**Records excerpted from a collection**
==============================

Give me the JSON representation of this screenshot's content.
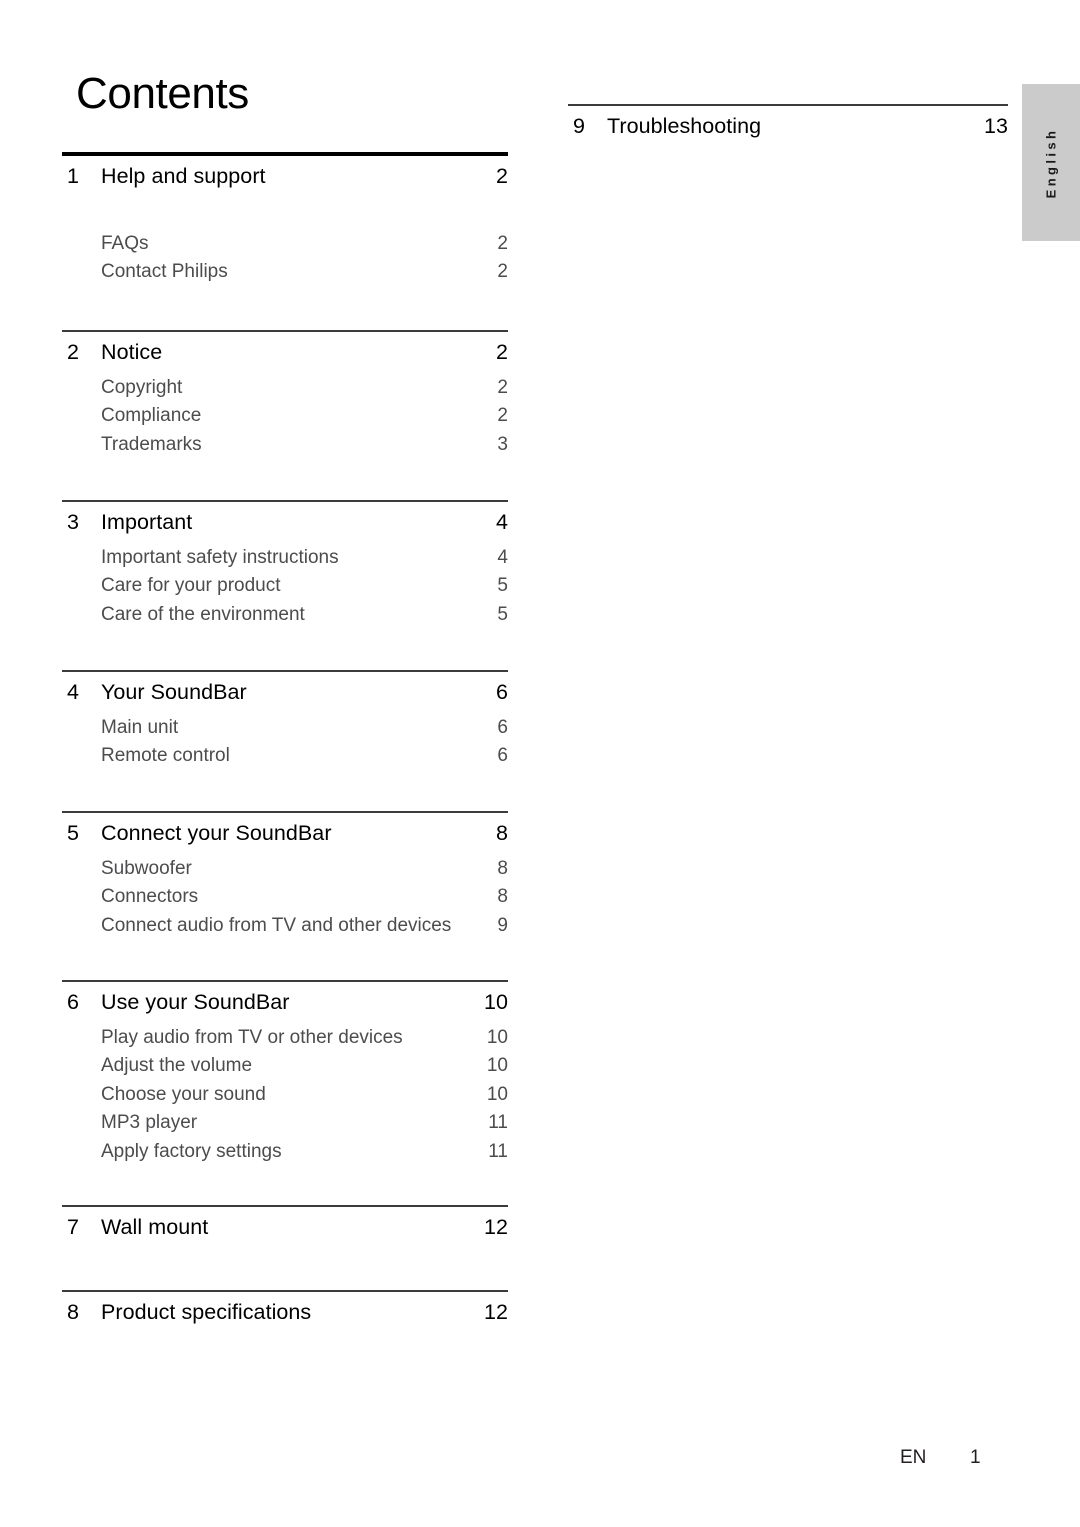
{
  "document": {
    "title": "Contents",
    "language_tab": "English",
    "footer": {
      "language_code": "EN",
      "page_number": "1"
    }
  },
  "toc": {
    "left_column": [
      {
        "rule": "thick",
        "number": "1",
        "title": "Help and support",
        "page": "2",
        "subitems": [
          {
            "label": "FAQs",
            "page": "2"
          },
          {
            "label": "Contact Philips",
            "page": "2"
          }
        ]
      },
      {
        "rule": "thin",
        "number": "2",
        "title": "Notice",
        "page": "2",
        "subitems": [
          {
            "label": "Copyright",
            "page": "2"
          },
          {
            "label": "Compliance",
            "page": "2"
          },
          {
            "label": "Trademarks",
            "page": "3"
          }
        ]
      },
      {
        "rule": "thin",
        "number": "3",
        "title": "Important",
        "page": "4",
        "subitems": [
          {
            "label": "Important safety instructions",
            "page": "4"
          },
          {
            "label": "Care for your product",
            "page": "5"
          },
          {
            "label": "Care of the environment",
            "page": "5"
          }
        ]
      },
      {
        "rule": "thin",
        "number": "4",
        "title": "Your SoundBar",
        "page": "6",
        "subitems": [
          {
            "label": "Main unit",
            "page": "6"
          },
          {
            "label": "Remote control",
            "page": "6"
          }
        ]
      },
      {
        "rule": "thin",
        "number": "5",
        "title": "Connect your SoundBar",
        "page": "8",
        "subitems": [
          {
            "label": "Subwoofer",
            "page": "8"
          },
          {
            "label": "Connectors",
            "page": "8"
          },
          {
            "label": "Connect audio from TV and other devices",
            "page": "9"
          }
        ]
      },
      {
        "rule": "thin",
        "number": "6",
        "title": "Use your SoundBar",
        "page": "10",
        "subitems": [
          {
            "label": "Play audio from TV or other devices",
            "page": "10"
          },
          {
            "label": "Adjust the volume",
            "page": "10"
          },
          {
            "label": "Choose your sound",
            "page": "10"
          },
          {
            "label": "MP3 player",
            "page": "11"
          },
          {
            "label": "Apply factory settings",
            "page": "11"
          }
        ]
      },
      {
        "rule": "thin",
        "number": "7",
        "title": "Wall mount",
        "page": "12",
        "subitems": []
      },
      {
        "rule": "thin",
        "number": "8",
        "title": "Product specifications",
        "page": "12",
        "subitems": []
      }
    ],
    "right_column": [
      {
        "rule": "thin",
        "number": "9",
        "title": "Troubleshooting",
        "page": "13",
        "subitems": []
      }
    ]
  }
}
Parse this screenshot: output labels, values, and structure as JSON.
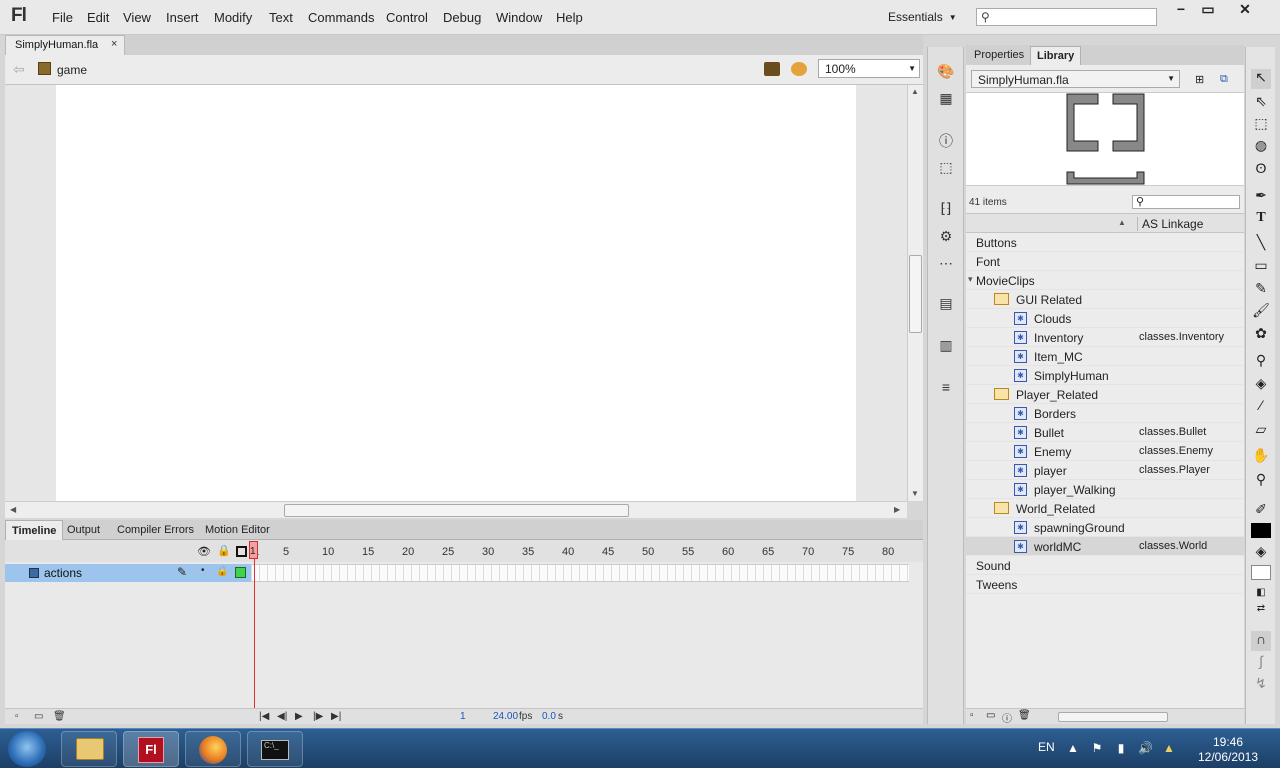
{
  "app": {
    "logo": "Fl",
    "menu": [
      "File",
      "Edit",
      "View",
      "Insert",
      "Modify",
      "Text",
      "Commands",
      "Control",
      "Debug",
      "Window",
      "Help"
    ],
    "workspace": "Essentials"
  },
  "document": {
    "tab_name": "SimplyHuman.fla",
    "close": "×",
    "scene": "game",
    "zoom": "100%"
  },
  "timeline": {
    "tabs": [
      "Timeline",
      "Output",
      "Compiler Errors",
      "Motion Editor"
    ],
    "frame_numbers": [
      "1",
      "5",
      "10",
      "15",
      "20",
      "25",
      "30",
      "35",
      "40",
      "45",
      "50",
      "55",
      "60",
      "65",
      "70",
      "75",
      "80"
    ],
    "layer": "actions",
    "current_frame": "1",
    "fps": "24.00",
    "fps_unit": "fps",
    "time": "0.0",
    "time_unit": "s"
  },
  "library": {
    "tabs": [
      "Properties",
      "Library"
    ],
    "file": "SimplyHuman.fla",
    "count": "41 items",
    "column": "AS Linkage",
    "items": [
      {
        "name": "Buttons",
        "level": 0,
        "type": "collapsed",
        "linkage": ""
      },
      {
        "name": "Font",
        "level": 0,
        "type": "collapsed",
        "linkage": ""
      },
      {
        "name": "MovieClips",
        "level": 0,
        "type": "expanded",
        "linkage": ""
      },
      {
        "name": "GUI Related",
        "level": 1,
        "type": "folder",
        "linkage": ""
      },
      {
        "name": "Clouds",
        "level": 2,
        "type": "movieclip",
        "linkage": ""
      },
      {
        "name": "Inventory",
        "level": 2,
        "type": "movieclip",
        "linkage": "classes.Inventory"
      },
      {
        "name": "Item_MC",
        "level": 2,
        "type": "movieclip",
        "linkage": ""
      },
      {
        "name": "SimplyHuman",
        "level": 2,
        "type": "movieclip",
        "linkage": ""
      },
      {
        "name": "Player_Related",
        "level": 1,
        "type": "folder",
        "linkage": ""
      },
      {
        "name": "Borders",
        "level": 2,
        "type": "movieclip",
        "linkage": ""
      },
      {
        "name": "Bullet",
        "level": 2,
        "type": "movieclip",
        "linkage": "classes.Bullet"
      },
      {
        "name": "Enemy",
        "level": 2,
        "type": "movieclip",
        "linkage": "classes.Enemy"
      },
      {
        "name": "player",
        "level": 2,
        "type": "movieclip",
        "linkage": "classes.Player"
      },
      {
        "name": "player_Walking",
        "level": 2,
        "type": "movieclip",
        "linkage": ""
      },
      {
        "name": "World_Related",
        "level": 1,
        "type": "folder",
        "linkage": ""
      },
      {
        "name": "spawningGround",
        "level": 2,
        "type": "movieclip",
        "linkage": ""
      },
      {
        "name": "worldMC",
        "level": 2,
        "type": "movieclip",
        "linkage": "classes.World",
        "selected": true
      },
      {
        "name": "Sound",
        "level": 0,
        "type": "collapsed",
        "linkage": ""
      },
      {
        "name": "Tweens",
        "level": 0,
        "type": "collapsed",
        "linkage": ""
      }
    ]
  },
  "taskbar": {
    "lang": "EN",
    "time": "19:46",
    "date": "12/06/2013"
  },
  "colors": {
    "layer_highlight": "#9cc4ec",
    "playhead": "#e03030",
    "flash_red": "#c8182c"
  }
}
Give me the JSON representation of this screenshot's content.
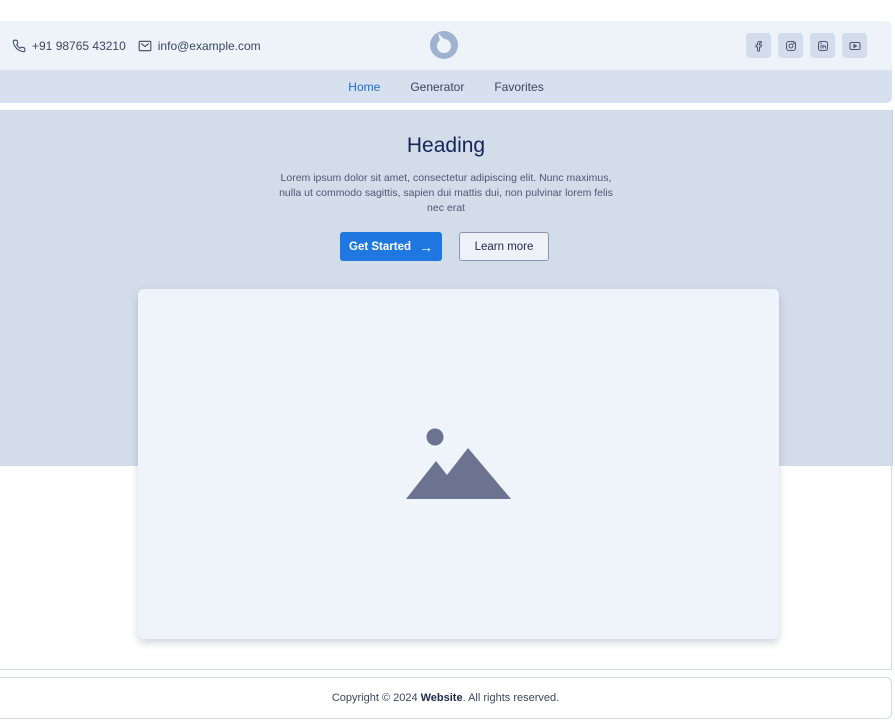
{
  "topbar": {
    "phone": "+91 98765 43210",
    "email": "info@example.com",
    "phone_icon": "phone-icon",
    "email_icon": "mail-icon",
    "logo_icon": "logo-icon",
    "socials": [
      "facebook-icon",
      "instagram-icon",
      "linkedin-icon",
      "youtube-icon"
    ]
  },
  "nav": {
    "items": [
      {
        "label": "Home",
        "active": true
      },
      {
        "label": "Generator",
        "active": false
      },
      {
        "label": "Favorites",
        "active": false
      }
    ]
  },
  "hero": {
    "heading": "Heading",
    "description": "Lorem ipsum dolor sit amet, consectetur adipiscing elit. Nunc maximus, nulla ut commodo sagittis, sapien dui mattis dui, non pulvinar lorem felis nec erat",
    "primary_button": "Get Started",
    "secondary_button": "Learn more",
    "image_icon": "image-placeholder-icon"
  },
  "footer": {
    "prefix": "Copyright © 2024",
    "brand": "Website",
    "suffix": ". All rights reserved."
  },
  "colors": {
    "accent": "#1f78e0",
    "hero_bg": "#d3dce9",
    "card_bg": "#eff3fa"
  }
}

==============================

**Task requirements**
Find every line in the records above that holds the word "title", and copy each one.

**Exercise output**
    "title": "Contents",
        "title": "Help and support",
        "title": "Notice",
        "title": "Important",
        "title": "Your SoundBar",
        "title": "Connect your SoundBar",
        "title": "Use your SoundBar",
        "title": "Wall mount",
        "title": "Product specifications",
        "title": "Troubleshooting",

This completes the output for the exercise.